A wooden panel consisting of a framed latticework is called a mashrabiyya. The area of this mashrabiyya is structured in three zones formed by carved frames of different sizes. Each zone is filled with a geometric design of woodwork. The vertical and horizontal bars of the outer area are combined with diagonals arranged in the same direction in each row giving the impression of a stem and leaf pattern. In contrast, the diagonal bars of the second zone lead away radially from an oval centre forming a pattern of abstract flowers. The hinged aperture situated in the upper part of the second zone is filled with a latticework consisting of round junctions, each with four diagonal bars leading away radially.
The outer frame of the panel, assembled in a different way from the frame of the aperture, might be not original. The ledges are of various widths and are not carved like the two inner ones.
Wooden latticework panels are intended to serve as windows onto the inner courtyard of a house or onto the street.
Wooden panel consisting of a framed latticework, called mashrabiyya. The latticework is formed by vertical, horizontal and diagonal bars arranged in geometrical patterns. Mashrabiyyas serve as windows onto the courtyard of the house or onto the street.

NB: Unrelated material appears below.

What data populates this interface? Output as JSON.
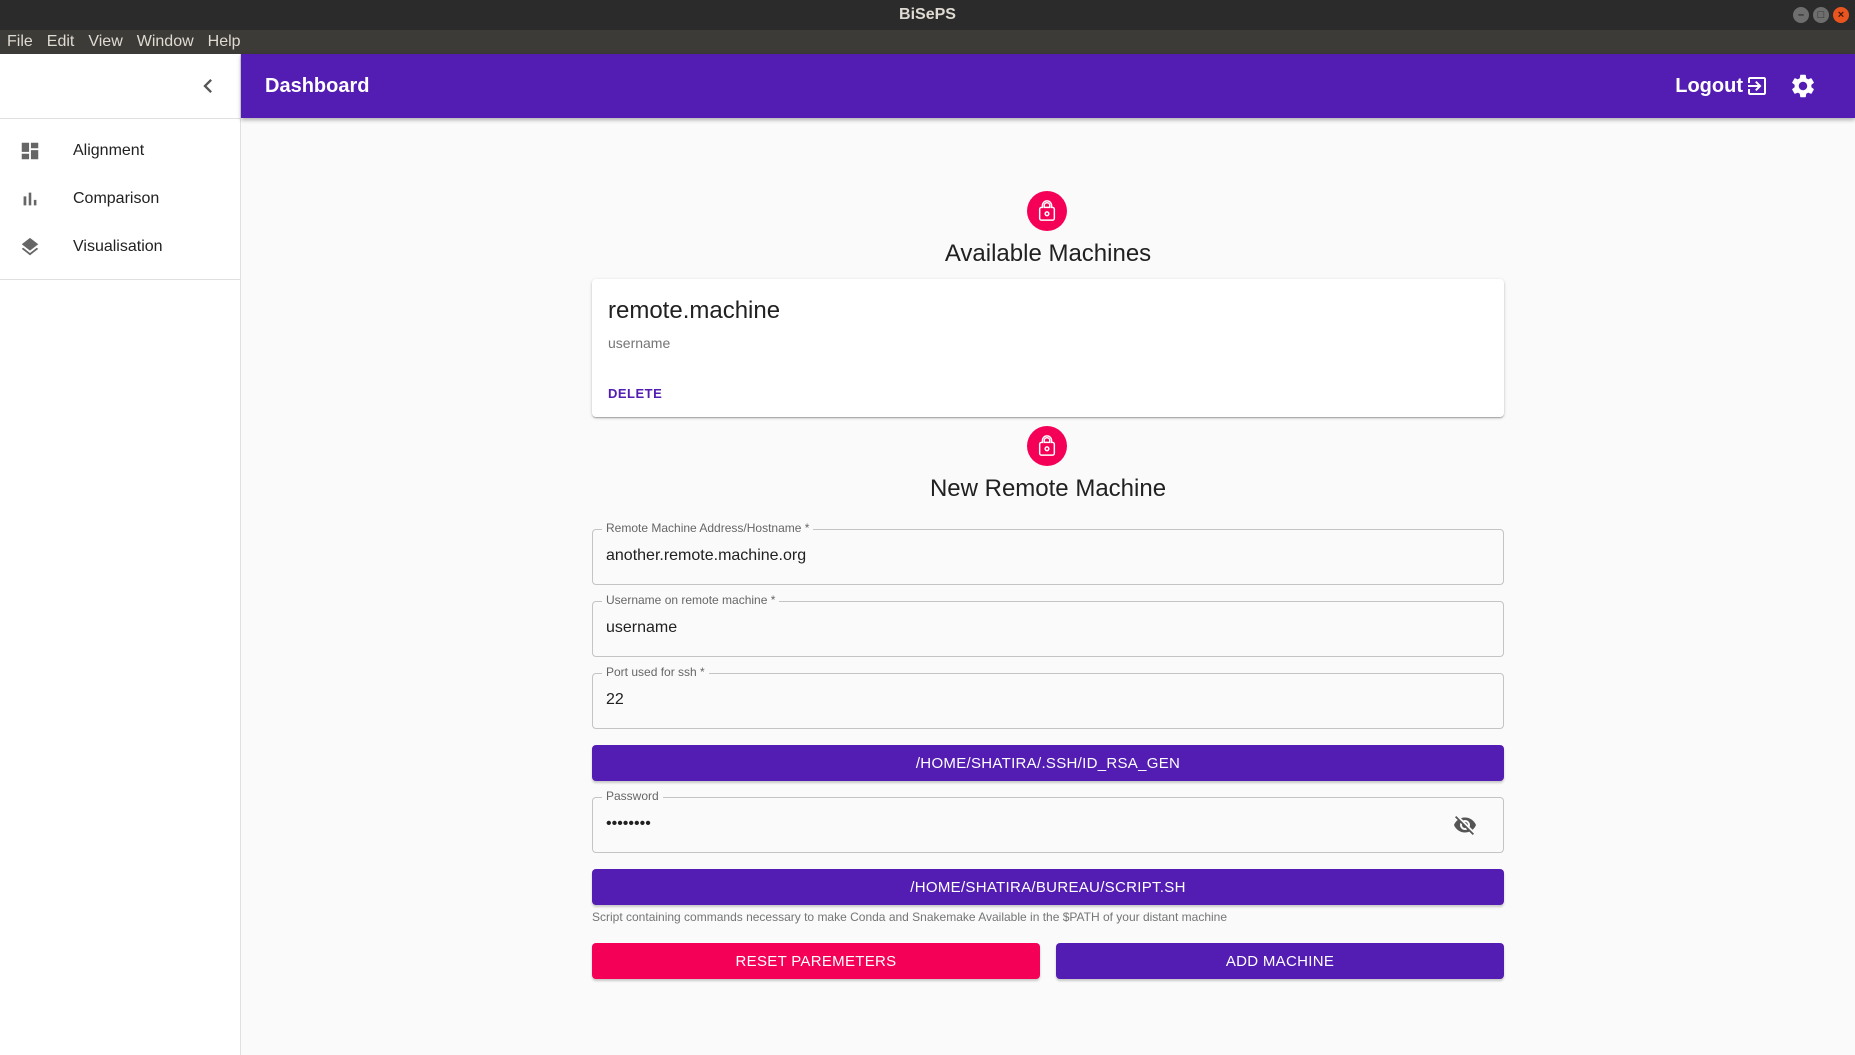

The dating of this object is difficult. The latticework shows no specific features. Since the acquisition is also unknown, there is no terminus ante quem. Furthermore, it lacks a comparative study of the decorative patterns to establish a certain dating. To date, the only feature is the rough surface that could be evidence of a dating earlier than the 13th / 19th century.
Gift to the National Museum of Fine Arts from the estate of Björkman, Paris.
Window screens housed in the Louvre Museum, Paris, for which an Egyptian provenance seems to be proved, show a similar structure and design to this screen.
Anglade, E., Catalogue des Boiseries de la Section Islamique, Paris, 1988.
Lane-Pool, S., The Art of the Saracens in Egypt, London, 1886.
Friederike Voigt "Window screen" in Discover Islamic Art, Museum With No Frontiers, 2017. http://www.discoverislamicart.org/database_item.php?id=object;ISL;se;Mus01;26;en
Prepared by: Friederike VoigtFriederike Voigt
Friederike Voigt has an MA in Iranian studies, history of art and social science and is currently working on her doctoral thesis on wall tiles in architectural decoration of Qajar Iran. Since 2004 she has been a project-related curator at the Museum for Mediterranean and Near Eastern Antiquities in Stockholm for Museum With No Frontiers. She studied at Humboldt University in Berlin, at the University of Tehran and archaeology at the University of Halle-Wittenberg. She taught Persian language at several universities in Germany. She was an assistant curator at the Department of Near and Middle Eastern Cultures at the Museum of Ethnology, State Museums of Berlin. Her main fields of interest are the material culture of Iran, especially of the Qajar period, and contemporary Iranian art.
Copyedited by: Monica Allen
MWNF Working Number: SE 28
Islamic Dynasties / Period
On display in
MWNF GalleriesFurniture and woodwork
Virtual Visit Exhibition Trail
DownloadAs PDF (including images) As Word (text only)